───── Dataset records ─────
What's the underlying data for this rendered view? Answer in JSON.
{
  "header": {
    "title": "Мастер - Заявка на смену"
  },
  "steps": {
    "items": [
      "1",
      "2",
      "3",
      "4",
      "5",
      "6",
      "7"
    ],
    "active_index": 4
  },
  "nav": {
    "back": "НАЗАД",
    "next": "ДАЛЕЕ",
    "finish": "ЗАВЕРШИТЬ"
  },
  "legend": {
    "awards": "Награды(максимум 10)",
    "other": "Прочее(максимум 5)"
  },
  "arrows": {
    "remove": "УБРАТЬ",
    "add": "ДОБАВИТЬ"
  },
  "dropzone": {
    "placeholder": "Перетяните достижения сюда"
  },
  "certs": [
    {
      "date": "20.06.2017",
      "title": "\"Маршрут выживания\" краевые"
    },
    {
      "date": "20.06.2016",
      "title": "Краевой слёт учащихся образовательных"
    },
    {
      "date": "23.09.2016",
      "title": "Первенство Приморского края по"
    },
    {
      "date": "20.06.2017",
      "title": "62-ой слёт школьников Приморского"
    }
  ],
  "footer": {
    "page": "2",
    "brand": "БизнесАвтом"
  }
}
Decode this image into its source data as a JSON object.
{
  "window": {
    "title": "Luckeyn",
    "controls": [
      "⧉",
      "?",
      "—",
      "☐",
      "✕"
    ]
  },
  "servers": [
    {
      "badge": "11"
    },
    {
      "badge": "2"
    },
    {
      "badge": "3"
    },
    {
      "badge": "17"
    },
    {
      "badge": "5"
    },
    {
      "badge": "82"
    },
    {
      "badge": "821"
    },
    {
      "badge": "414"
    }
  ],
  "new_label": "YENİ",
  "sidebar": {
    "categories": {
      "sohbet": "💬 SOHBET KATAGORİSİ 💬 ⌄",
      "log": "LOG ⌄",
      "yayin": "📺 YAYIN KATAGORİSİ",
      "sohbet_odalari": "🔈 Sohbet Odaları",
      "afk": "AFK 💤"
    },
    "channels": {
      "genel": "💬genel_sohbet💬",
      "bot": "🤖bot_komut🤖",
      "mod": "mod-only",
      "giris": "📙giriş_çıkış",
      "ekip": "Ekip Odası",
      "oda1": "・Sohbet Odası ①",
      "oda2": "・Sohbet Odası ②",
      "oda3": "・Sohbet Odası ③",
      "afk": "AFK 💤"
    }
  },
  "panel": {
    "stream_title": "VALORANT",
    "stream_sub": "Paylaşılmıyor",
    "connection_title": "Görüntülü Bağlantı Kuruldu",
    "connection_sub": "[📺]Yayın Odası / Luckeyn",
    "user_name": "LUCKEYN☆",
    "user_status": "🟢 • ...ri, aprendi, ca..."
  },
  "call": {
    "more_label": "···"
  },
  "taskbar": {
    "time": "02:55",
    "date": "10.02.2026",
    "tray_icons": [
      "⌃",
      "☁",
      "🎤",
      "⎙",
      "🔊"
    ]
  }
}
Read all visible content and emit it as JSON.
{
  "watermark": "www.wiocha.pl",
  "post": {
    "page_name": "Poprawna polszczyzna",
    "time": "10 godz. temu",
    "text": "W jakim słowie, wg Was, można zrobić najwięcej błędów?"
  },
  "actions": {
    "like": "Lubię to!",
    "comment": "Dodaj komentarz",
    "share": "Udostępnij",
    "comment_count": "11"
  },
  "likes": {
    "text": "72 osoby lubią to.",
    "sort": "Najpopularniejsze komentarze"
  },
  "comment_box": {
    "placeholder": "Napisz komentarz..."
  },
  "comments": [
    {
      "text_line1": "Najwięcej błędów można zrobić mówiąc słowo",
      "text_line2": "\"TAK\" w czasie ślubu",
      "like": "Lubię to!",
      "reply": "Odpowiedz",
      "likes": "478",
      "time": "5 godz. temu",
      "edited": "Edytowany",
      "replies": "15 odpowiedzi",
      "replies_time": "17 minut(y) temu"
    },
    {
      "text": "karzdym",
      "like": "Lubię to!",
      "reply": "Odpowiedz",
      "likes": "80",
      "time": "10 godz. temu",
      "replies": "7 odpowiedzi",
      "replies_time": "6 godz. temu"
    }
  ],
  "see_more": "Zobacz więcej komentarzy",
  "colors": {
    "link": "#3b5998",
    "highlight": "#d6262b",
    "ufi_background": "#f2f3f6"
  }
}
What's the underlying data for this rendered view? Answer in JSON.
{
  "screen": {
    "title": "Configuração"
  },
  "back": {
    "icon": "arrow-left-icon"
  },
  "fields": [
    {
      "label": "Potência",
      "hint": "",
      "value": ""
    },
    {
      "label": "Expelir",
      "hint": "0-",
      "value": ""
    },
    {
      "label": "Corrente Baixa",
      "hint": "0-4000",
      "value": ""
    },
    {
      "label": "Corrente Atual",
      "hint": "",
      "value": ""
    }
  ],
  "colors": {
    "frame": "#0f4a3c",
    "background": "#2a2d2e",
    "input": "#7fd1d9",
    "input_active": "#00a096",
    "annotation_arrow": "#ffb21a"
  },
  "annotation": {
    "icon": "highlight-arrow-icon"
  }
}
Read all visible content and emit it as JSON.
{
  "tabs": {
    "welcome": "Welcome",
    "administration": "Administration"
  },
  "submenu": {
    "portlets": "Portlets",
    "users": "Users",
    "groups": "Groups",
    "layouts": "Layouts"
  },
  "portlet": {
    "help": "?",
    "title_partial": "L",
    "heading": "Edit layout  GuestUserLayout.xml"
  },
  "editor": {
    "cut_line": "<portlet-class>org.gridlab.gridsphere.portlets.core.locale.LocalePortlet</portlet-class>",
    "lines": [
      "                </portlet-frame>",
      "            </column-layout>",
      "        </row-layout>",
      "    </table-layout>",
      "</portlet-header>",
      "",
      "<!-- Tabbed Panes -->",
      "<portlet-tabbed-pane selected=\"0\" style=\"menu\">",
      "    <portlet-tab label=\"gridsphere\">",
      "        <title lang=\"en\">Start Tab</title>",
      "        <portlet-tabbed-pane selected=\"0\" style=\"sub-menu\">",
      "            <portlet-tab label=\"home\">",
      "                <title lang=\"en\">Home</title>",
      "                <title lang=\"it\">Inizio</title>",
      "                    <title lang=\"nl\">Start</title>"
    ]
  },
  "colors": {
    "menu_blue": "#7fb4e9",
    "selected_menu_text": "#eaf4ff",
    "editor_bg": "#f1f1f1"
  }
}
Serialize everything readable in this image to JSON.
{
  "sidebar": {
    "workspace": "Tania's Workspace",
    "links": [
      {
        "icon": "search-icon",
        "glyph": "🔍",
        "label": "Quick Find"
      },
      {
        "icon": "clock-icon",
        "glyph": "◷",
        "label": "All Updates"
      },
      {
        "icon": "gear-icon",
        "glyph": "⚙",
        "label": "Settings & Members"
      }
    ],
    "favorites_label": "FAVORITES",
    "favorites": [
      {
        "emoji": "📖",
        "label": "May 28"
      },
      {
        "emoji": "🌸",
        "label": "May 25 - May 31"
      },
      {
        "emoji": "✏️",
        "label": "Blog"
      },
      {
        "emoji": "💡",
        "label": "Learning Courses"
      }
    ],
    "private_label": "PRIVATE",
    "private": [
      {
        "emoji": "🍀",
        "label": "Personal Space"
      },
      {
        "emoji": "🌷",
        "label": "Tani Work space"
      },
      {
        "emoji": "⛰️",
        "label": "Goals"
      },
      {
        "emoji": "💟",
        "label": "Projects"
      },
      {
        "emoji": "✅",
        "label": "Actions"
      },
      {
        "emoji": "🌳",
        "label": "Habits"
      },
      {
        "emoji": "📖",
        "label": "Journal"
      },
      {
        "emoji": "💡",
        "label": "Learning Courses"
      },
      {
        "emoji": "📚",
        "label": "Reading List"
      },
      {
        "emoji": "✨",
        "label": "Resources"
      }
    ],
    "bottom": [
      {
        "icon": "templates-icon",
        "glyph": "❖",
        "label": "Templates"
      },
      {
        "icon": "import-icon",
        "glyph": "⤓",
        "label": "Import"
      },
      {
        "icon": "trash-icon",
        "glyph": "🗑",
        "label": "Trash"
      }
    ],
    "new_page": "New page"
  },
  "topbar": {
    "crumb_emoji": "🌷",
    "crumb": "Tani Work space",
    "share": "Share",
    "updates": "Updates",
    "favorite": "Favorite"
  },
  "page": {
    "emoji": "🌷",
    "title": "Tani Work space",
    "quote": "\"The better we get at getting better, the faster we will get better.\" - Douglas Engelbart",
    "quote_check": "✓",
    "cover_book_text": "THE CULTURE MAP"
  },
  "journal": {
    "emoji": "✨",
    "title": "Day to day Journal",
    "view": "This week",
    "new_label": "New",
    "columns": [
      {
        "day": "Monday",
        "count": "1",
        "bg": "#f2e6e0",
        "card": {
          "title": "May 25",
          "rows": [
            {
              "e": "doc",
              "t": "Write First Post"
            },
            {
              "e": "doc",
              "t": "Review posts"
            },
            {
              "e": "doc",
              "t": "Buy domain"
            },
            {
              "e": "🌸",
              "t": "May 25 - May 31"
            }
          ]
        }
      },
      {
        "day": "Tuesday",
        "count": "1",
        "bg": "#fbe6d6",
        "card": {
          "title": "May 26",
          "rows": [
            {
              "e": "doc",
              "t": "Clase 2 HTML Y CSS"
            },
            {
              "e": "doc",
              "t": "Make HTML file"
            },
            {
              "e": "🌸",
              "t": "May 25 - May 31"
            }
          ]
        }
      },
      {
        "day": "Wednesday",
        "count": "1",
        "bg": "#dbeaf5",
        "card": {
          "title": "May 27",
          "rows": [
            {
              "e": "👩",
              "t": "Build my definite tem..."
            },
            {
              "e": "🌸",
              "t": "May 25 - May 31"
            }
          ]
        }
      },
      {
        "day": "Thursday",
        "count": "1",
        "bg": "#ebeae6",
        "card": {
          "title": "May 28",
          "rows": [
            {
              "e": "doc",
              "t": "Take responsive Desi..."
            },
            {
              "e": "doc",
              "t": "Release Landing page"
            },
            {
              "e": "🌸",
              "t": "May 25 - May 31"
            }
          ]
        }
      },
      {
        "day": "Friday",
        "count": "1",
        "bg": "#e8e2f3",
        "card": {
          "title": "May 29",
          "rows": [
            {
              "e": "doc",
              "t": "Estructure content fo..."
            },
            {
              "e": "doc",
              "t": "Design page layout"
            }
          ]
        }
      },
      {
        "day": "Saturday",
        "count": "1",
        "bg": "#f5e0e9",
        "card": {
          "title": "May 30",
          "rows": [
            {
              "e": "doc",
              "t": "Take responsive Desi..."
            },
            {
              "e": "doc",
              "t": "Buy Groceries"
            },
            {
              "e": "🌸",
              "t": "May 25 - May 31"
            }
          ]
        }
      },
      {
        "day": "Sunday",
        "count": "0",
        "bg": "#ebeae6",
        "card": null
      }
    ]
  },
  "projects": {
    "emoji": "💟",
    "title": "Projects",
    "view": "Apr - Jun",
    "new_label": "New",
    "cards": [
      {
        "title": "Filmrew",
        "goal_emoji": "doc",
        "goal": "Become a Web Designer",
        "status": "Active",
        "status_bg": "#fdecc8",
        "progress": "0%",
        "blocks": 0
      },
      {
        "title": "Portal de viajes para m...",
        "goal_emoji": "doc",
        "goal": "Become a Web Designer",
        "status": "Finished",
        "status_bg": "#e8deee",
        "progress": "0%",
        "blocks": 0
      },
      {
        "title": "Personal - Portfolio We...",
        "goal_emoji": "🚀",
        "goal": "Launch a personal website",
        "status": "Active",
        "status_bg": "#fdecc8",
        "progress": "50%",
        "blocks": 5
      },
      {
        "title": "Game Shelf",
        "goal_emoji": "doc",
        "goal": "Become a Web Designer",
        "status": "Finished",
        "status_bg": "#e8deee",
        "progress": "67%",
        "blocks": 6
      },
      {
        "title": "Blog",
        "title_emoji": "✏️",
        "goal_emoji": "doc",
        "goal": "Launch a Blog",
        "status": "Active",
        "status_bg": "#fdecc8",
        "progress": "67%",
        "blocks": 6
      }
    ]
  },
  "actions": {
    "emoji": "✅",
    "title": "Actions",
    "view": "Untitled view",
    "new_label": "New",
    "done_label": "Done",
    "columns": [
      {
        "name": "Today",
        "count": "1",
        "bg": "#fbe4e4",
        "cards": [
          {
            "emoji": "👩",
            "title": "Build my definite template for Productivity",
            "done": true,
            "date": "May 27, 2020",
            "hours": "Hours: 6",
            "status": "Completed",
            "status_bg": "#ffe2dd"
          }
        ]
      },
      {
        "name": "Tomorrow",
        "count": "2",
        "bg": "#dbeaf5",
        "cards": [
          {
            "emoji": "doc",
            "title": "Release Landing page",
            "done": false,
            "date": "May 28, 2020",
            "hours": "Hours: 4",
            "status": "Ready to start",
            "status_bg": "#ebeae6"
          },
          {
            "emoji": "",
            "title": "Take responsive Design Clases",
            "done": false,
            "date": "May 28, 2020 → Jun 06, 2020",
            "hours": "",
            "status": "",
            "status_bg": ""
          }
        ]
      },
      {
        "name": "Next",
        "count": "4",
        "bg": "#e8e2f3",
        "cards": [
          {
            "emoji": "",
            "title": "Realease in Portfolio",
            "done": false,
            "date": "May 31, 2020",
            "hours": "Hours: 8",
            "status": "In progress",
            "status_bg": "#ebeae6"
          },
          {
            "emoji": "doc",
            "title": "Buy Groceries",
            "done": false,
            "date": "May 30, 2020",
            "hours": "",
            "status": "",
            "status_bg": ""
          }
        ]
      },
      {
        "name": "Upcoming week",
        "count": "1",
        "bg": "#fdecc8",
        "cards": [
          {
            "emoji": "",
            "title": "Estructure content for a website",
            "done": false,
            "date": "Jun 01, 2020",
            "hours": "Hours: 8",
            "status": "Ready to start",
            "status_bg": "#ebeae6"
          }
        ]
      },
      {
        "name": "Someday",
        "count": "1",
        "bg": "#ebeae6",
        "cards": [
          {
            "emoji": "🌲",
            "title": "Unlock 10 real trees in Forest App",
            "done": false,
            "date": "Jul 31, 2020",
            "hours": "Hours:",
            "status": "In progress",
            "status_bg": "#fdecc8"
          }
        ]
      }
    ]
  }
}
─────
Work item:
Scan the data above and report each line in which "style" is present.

Response for this exercise:
      "<portlet-tabbed-pane selected=\"0\" style=\"menu\">",
      "        <portlet-tabbed-pane selected=\"0\" style=\"sub-menu\">",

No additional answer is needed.